Problem statement:
Retrieve every line of the data holding the word "this".

Available records:
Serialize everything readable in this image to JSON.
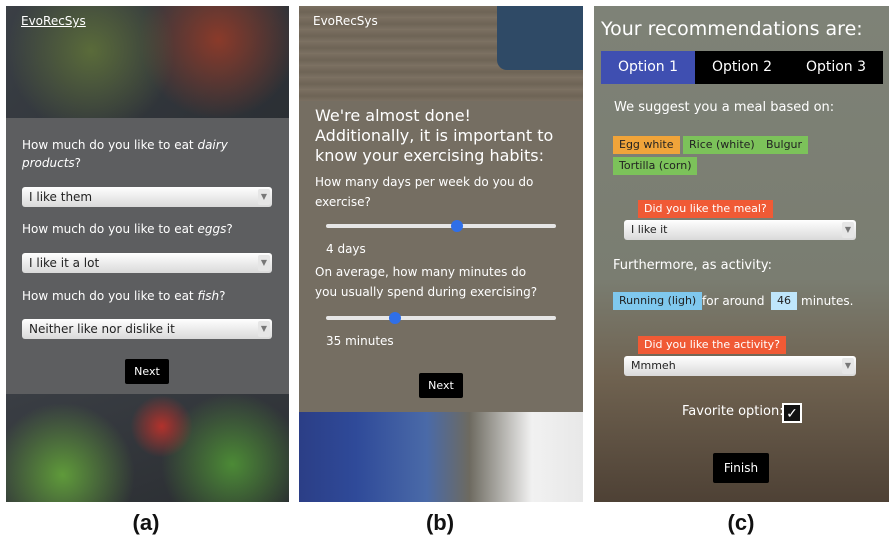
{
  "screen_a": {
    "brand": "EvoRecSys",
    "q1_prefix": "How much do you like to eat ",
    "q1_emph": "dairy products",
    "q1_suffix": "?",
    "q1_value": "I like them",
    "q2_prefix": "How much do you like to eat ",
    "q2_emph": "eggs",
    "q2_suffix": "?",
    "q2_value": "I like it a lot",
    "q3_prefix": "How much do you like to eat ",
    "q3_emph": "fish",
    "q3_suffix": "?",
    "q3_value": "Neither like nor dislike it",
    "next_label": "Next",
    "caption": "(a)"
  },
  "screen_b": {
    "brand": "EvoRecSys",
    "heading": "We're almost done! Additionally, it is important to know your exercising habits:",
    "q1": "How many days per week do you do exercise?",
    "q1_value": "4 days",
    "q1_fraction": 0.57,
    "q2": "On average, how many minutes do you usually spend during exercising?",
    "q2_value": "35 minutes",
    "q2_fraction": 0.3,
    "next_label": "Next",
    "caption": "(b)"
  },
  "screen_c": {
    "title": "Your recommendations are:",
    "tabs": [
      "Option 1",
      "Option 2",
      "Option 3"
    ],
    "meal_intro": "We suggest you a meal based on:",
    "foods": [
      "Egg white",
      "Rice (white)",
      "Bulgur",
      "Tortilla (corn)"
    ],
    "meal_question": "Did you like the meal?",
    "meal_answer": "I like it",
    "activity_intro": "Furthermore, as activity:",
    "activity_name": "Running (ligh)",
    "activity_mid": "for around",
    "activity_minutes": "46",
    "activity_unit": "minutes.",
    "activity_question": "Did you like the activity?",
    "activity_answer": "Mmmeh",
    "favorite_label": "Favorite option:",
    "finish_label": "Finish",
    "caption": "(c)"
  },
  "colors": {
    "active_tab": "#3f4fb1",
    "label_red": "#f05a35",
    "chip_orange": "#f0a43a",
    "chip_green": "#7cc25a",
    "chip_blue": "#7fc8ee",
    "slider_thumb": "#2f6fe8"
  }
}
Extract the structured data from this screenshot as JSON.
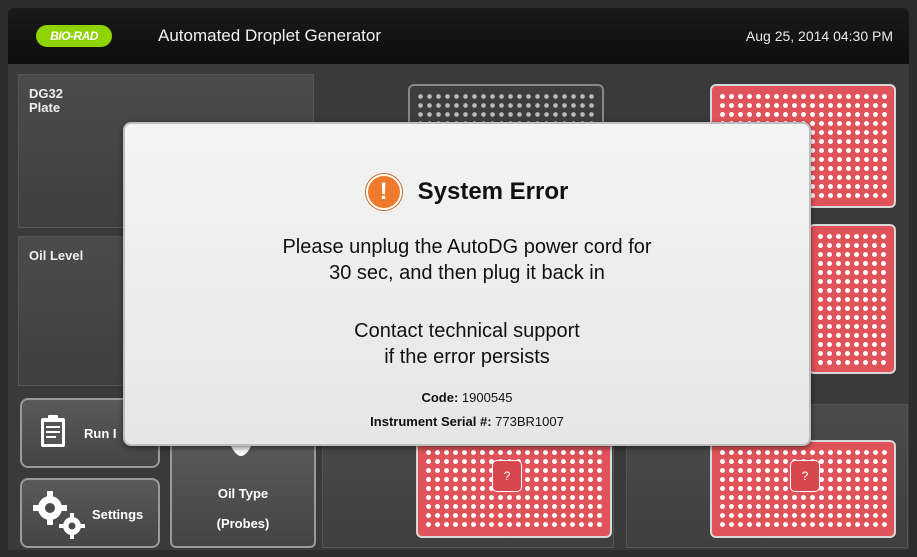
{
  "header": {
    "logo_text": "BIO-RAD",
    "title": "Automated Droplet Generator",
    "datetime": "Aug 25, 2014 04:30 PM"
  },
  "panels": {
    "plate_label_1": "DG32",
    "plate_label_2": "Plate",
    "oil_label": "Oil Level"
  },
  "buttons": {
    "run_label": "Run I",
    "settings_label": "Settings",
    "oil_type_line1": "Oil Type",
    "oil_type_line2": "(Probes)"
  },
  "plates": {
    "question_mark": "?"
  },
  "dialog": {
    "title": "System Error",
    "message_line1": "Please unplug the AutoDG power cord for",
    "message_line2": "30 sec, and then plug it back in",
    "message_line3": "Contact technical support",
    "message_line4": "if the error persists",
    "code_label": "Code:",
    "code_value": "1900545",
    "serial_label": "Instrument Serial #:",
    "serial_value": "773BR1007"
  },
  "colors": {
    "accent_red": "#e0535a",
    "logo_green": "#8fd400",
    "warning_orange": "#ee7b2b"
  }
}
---
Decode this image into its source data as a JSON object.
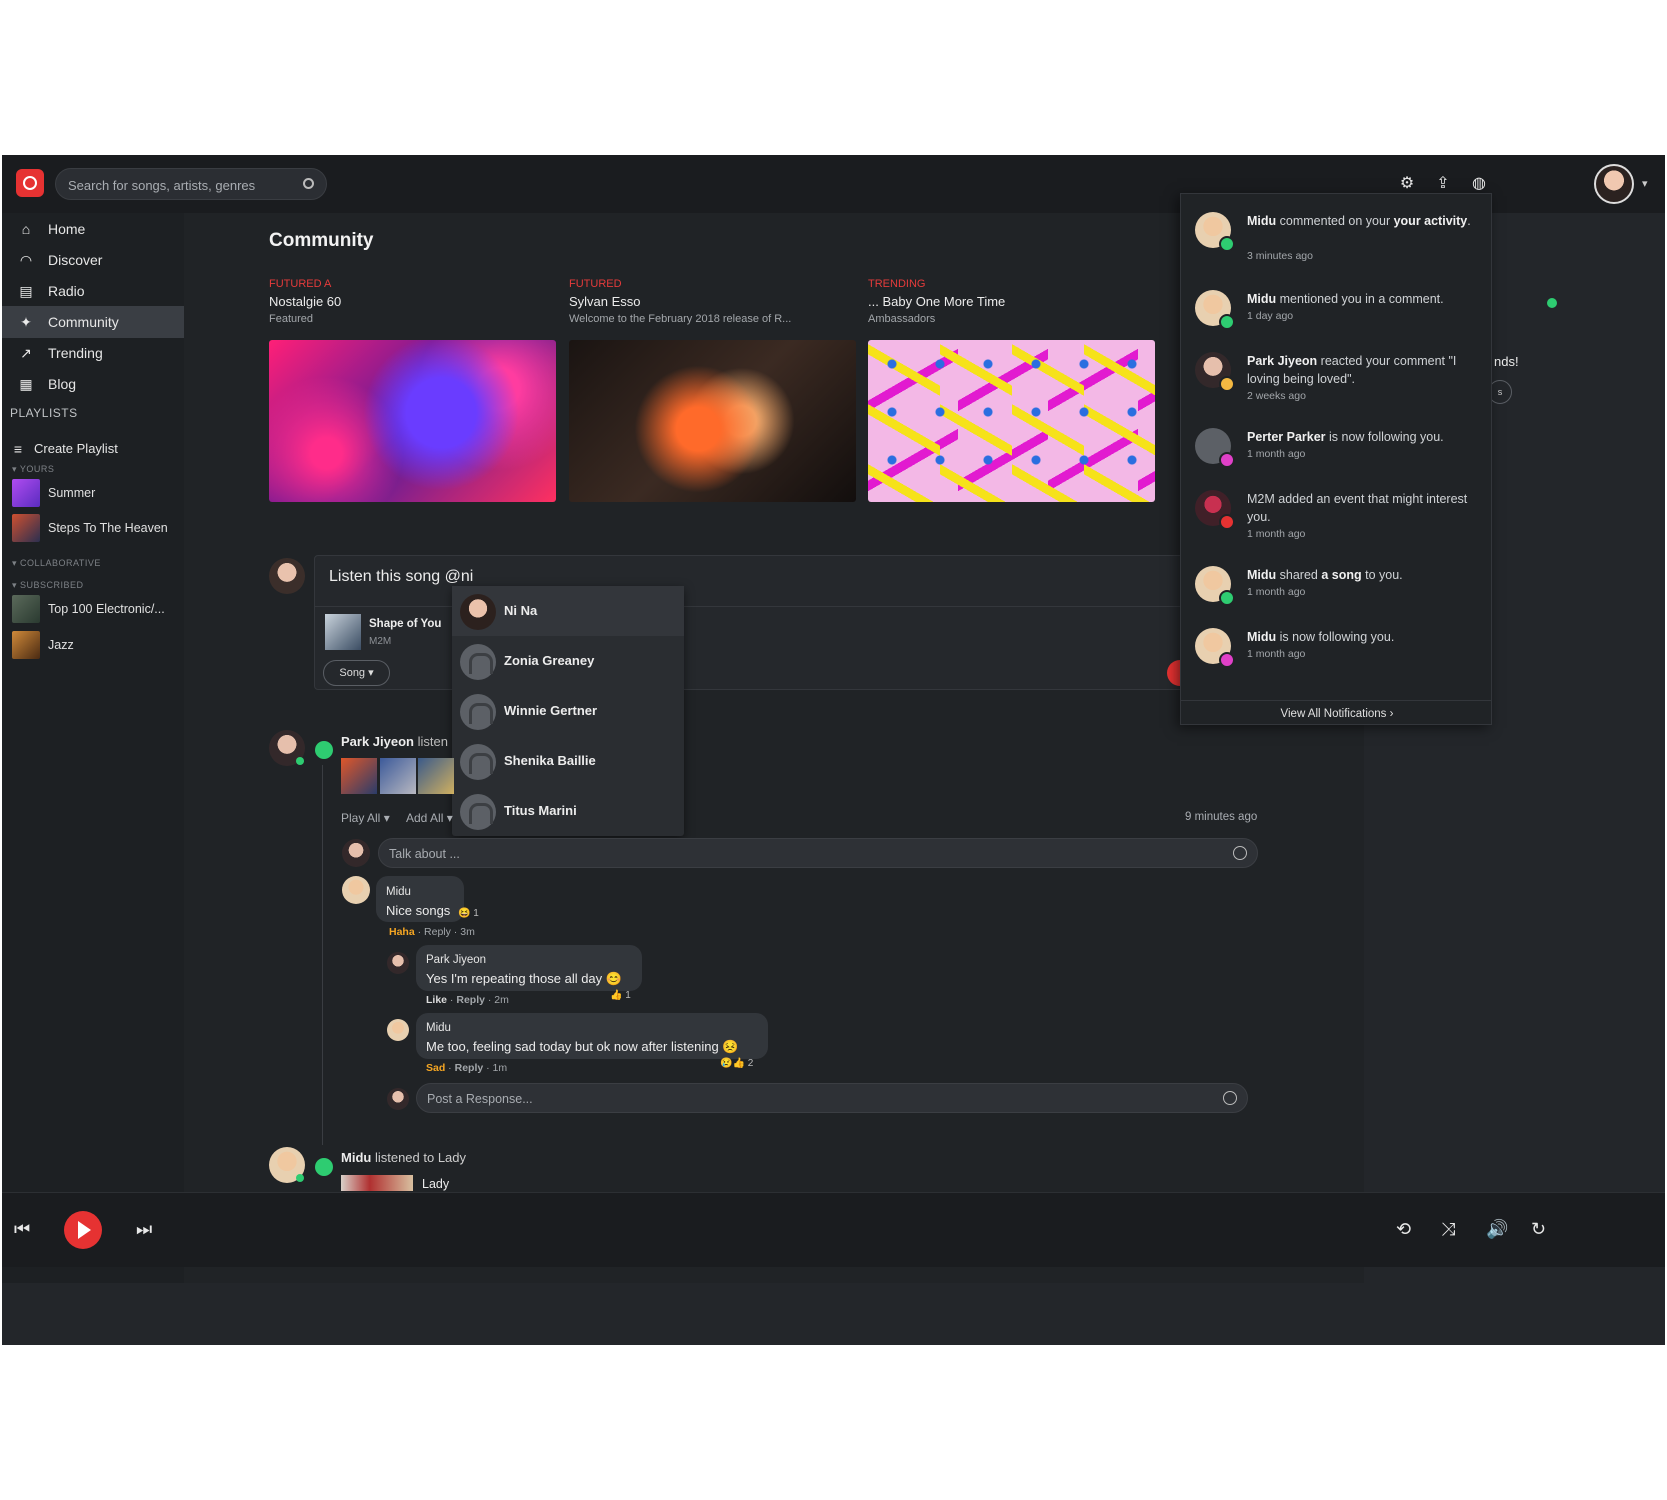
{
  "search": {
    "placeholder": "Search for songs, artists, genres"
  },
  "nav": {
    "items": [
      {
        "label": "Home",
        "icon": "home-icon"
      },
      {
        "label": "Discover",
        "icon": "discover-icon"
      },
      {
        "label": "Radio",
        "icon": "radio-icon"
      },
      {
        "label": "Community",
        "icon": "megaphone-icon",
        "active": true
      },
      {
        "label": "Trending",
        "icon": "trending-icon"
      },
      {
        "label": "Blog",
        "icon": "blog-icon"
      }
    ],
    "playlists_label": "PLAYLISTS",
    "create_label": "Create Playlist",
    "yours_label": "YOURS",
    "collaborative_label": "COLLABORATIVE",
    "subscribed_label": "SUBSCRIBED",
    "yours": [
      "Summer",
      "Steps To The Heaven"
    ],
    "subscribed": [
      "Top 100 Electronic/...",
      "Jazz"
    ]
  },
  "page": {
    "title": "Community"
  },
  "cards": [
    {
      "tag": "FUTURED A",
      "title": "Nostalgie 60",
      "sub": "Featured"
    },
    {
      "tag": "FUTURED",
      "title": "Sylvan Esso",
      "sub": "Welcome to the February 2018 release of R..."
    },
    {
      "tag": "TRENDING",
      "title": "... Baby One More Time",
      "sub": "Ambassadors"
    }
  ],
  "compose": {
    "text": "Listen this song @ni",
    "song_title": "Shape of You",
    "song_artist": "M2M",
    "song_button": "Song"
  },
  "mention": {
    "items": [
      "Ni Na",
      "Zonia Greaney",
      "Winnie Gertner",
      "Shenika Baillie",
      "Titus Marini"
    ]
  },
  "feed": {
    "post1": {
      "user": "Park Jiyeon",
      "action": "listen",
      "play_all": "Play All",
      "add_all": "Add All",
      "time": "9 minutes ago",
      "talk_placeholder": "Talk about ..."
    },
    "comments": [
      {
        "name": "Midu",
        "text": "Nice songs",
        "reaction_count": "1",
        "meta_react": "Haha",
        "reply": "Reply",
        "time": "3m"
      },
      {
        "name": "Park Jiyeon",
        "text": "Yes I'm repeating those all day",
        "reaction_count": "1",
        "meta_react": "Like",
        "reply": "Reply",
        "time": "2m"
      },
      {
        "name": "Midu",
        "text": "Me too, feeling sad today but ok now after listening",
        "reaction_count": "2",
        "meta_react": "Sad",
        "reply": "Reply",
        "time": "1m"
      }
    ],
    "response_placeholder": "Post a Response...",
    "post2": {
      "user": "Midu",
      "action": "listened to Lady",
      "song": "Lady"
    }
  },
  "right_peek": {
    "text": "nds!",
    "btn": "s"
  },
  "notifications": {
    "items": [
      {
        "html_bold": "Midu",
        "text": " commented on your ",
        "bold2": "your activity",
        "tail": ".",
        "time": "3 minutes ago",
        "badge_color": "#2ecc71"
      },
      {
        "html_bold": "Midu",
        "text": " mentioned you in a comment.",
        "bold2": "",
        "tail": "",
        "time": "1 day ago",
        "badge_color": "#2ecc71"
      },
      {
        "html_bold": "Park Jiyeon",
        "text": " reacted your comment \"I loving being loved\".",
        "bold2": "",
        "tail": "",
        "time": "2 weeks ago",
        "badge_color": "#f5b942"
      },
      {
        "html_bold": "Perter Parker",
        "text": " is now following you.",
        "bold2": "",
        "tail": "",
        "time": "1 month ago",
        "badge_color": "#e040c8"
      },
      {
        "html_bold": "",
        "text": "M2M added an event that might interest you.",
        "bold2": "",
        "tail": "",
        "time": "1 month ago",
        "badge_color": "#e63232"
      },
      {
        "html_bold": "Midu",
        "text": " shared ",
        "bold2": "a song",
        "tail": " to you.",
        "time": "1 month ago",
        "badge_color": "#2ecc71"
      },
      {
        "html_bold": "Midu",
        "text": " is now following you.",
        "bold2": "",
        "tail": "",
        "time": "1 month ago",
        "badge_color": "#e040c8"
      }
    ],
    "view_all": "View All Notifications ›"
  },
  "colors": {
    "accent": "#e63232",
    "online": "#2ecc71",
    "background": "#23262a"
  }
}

Solution:
Serialize everything readable in this image to JSON.
Extract the structured data from this screenshot as JSON.
Decode this image into its source data as a JSON object.
    "text": "Listen this song @ni",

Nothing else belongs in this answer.